Additionally, Section 5 defines a deceptive act or practice as one where a representation, omission or practice misleads, or is likely to mislead, the consumer and the misleading representation, omission or practice is material. If nothing really happened to you, a court would likely say the act or practice was immaterial.
So while there’s likely little recourse for Facebook users, there is a lot that people can do to avoid unknowingly becoming a research subject in the future.
The most important step consumers can take is to read the terms of agreement when registering with social media — or any other website for that matter. Certainly, it isn’t fun, but oftentimes with social media, you’ll find you can opt out on a lot of functions.
Those who are really incensed may want to cancel their accounts. If Facebook loses users over the experiment, it’s unlikely to conduct another one in the future. It’s also likely, however, that Facebook will develop guidelines for any future similar projects.
Finally, consumers need to realize that any time they log in, sign up or register on a website, that website is probably going to collect data. That’s how websites, especially free platforms like Facebook and Google, are able to make money to keep their sites running. In today’s world, it’s naive for anyone who uses Facebook to think his or her data is not somehow being used to make money for Facebook. Consumers who don’t like that fact are best off staying off line.

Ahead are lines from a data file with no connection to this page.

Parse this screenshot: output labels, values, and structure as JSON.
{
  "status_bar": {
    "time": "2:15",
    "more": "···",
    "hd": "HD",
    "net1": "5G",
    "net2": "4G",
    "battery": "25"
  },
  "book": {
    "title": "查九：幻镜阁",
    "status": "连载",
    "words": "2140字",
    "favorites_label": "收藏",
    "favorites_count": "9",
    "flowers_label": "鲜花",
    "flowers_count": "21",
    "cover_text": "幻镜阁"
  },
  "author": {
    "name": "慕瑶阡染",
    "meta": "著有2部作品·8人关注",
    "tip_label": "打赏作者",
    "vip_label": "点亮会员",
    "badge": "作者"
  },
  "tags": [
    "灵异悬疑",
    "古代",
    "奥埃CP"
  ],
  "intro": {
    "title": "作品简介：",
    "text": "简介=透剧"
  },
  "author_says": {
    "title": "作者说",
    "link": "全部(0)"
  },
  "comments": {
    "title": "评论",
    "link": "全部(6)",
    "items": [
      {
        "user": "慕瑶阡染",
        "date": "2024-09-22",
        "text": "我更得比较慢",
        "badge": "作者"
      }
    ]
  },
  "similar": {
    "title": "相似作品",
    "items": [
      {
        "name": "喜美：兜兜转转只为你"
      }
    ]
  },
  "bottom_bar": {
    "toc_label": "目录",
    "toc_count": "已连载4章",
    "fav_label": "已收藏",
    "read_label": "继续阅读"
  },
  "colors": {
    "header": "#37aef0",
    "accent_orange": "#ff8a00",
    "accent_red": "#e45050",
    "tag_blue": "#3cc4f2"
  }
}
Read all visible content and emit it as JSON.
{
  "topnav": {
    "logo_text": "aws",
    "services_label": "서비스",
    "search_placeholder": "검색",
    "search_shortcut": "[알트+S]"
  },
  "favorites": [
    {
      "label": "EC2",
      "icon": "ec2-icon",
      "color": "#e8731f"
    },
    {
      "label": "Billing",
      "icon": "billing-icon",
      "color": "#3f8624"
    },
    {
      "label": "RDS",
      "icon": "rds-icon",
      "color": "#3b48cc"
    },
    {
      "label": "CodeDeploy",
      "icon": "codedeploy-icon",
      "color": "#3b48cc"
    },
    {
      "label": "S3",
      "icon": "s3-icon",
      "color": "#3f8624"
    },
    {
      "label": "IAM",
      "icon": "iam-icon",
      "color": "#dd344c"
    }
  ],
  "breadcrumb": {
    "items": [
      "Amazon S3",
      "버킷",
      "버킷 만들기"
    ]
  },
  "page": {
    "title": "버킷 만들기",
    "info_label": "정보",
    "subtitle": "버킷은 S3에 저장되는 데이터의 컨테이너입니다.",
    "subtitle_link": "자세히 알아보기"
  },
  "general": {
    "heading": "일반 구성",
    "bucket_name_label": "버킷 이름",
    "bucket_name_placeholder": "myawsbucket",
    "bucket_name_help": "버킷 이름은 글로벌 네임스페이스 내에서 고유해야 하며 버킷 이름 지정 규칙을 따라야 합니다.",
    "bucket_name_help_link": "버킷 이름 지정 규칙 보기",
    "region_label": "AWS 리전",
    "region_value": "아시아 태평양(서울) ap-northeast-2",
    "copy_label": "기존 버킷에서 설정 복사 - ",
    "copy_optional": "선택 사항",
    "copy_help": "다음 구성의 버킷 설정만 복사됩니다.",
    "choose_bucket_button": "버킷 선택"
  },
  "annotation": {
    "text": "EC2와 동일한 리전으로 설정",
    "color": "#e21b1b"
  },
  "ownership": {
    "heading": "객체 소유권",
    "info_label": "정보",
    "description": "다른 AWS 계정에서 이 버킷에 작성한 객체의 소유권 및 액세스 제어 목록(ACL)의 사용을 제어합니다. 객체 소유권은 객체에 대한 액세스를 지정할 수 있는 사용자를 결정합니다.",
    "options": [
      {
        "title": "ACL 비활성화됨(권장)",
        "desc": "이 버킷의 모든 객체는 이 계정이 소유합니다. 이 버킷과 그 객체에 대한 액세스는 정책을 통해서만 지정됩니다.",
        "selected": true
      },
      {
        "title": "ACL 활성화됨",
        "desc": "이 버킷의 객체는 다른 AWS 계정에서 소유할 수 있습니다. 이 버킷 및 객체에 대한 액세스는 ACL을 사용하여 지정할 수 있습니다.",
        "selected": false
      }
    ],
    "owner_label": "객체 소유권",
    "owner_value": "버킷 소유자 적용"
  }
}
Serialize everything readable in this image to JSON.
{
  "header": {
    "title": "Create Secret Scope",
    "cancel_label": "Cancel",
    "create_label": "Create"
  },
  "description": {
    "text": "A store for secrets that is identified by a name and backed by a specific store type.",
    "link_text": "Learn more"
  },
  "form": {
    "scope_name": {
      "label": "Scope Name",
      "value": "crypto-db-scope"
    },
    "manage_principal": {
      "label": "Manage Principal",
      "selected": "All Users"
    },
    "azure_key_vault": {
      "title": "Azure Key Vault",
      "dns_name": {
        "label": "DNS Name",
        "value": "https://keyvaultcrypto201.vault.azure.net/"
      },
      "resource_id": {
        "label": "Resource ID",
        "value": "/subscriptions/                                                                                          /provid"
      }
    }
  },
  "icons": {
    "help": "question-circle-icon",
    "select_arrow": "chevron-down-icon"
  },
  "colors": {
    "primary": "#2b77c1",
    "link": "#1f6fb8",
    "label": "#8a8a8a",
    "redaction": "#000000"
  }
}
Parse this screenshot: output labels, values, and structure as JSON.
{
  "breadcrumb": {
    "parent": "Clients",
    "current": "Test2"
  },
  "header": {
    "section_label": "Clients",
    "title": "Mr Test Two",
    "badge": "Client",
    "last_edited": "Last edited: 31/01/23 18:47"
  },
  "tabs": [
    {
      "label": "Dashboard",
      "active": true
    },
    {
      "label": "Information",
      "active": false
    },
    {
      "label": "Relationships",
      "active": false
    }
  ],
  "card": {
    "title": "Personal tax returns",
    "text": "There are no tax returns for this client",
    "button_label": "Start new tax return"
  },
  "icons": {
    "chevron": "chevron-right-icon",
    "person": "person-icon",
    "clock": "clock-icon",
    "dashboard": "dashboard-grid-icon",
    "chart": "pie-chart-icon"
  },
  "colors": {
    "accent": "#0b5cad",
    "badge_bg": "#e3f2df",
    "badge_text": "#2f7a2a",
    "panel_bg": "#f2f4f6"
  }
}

Still, a little perspective can help. Facebook has more than 280 million users, and researchers manipulated about 700,000 feeds. That represents .04 percent of all users. The doctored feeds didn’t appear to injure anyone or cost anyone money. In the end, the FTC is likely to say that while Facebook’s actions in this case weren’t cool, they also weren’t illegal.
By Cheryl Gill, Partner, Johns, Flaherty & Collins, SC. For a La Crosse employment lawyer in La Crosse, call her at 608-784-5678.